For many who connect daily online via blogs, twitter, the new Google + and more we know the value of these online connections. The online connections empower us to learn, to work, to grow to connect with others. At best with online connections we also have the opportunity to enrich the lives of others, to empower them.
In fact we may find that the value of online connections is recreated daily. The ‘always on’ characteristic of the internet can beckon us to explore and connect in new ways everyday.
I recently returned from a vacation where I ‘unplugged’ almost entirely. No computer. Little cell phone access. Spotty email connectivity. To get email, I had to go to the main lobby ( a bit out of the way) and connect to the hotel wifi.

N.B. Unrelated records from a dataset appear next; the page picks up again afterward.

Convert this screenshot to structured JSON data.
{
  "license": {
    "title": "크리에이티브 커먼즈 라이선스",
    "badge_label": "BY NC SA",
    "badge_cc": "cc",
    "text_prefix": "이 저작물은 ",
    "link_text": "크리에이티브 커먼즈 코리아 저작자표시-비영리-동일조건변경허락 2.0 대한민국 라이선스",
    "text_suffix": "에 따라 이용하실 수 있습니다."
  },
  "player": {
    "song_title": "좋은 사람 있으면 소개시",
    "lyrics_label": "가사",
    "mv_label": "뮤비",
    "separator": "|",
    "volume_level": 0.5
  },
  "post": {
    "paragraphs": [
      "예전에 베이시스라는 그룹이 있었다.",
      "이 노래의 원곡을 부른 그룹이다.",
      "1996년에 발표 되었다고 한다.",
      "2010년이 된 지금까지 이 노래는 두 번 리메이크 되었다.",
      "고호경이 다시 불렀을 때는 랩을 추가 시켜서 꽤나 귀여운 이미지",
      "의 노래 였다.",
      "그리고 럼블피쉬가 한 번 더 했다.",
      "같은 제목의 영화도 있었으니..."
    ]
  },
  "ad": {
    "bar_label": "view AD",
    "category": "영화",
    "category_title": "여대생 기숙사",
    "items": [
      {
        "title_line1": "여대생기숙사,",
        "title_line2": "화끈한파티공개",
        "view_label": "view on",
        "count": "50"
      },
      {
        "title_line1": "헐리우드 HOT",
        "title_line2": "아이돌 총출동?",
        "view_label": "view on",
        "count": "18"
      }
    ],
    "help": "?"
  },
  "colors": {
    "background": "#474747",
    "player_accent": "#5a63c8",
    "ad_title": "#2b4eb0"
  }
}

Though I did this at least once daily, I stayed largely unconnected. In addition, the group I traveled with left our phones off for the most part. We were a bit surprised to find that we didn’t miss them at all. We did not have trouble meeting up for meals or walks on the beach. We managed to communicate easily without calling and texting with our cell phones.
What struck me also was that we did not see people walking around looking at their phones, talking on the phone or peeking at cell phones during face to face conversation. Cell phone use has become constant so that was something to note.
I did bring my digital camera (Canon S95) and had my Iphone camera handy too. I was able to capture some beautiful photos such as the one shown above. I look forward to sharing photos online.
Did I long to read twitter stream, TechCrunch, and more? Did I wonder what I was missing? Just a bit. It would all be there when we returned. There is a time for that just as there is a time to ‘sit unplugged’ and renew, re-energize and re-connect in meaningful ways.
In short though, unplugging for a short time was wonderful. Sitting unplugged for me allowed more time for seeing the sun set, enjoying time with others, praying and reflecting on the many blessings in my life and taking photos to record memories.
There is a time for everything, and a season for every activity under heaven (Ecclesiastes 3:1).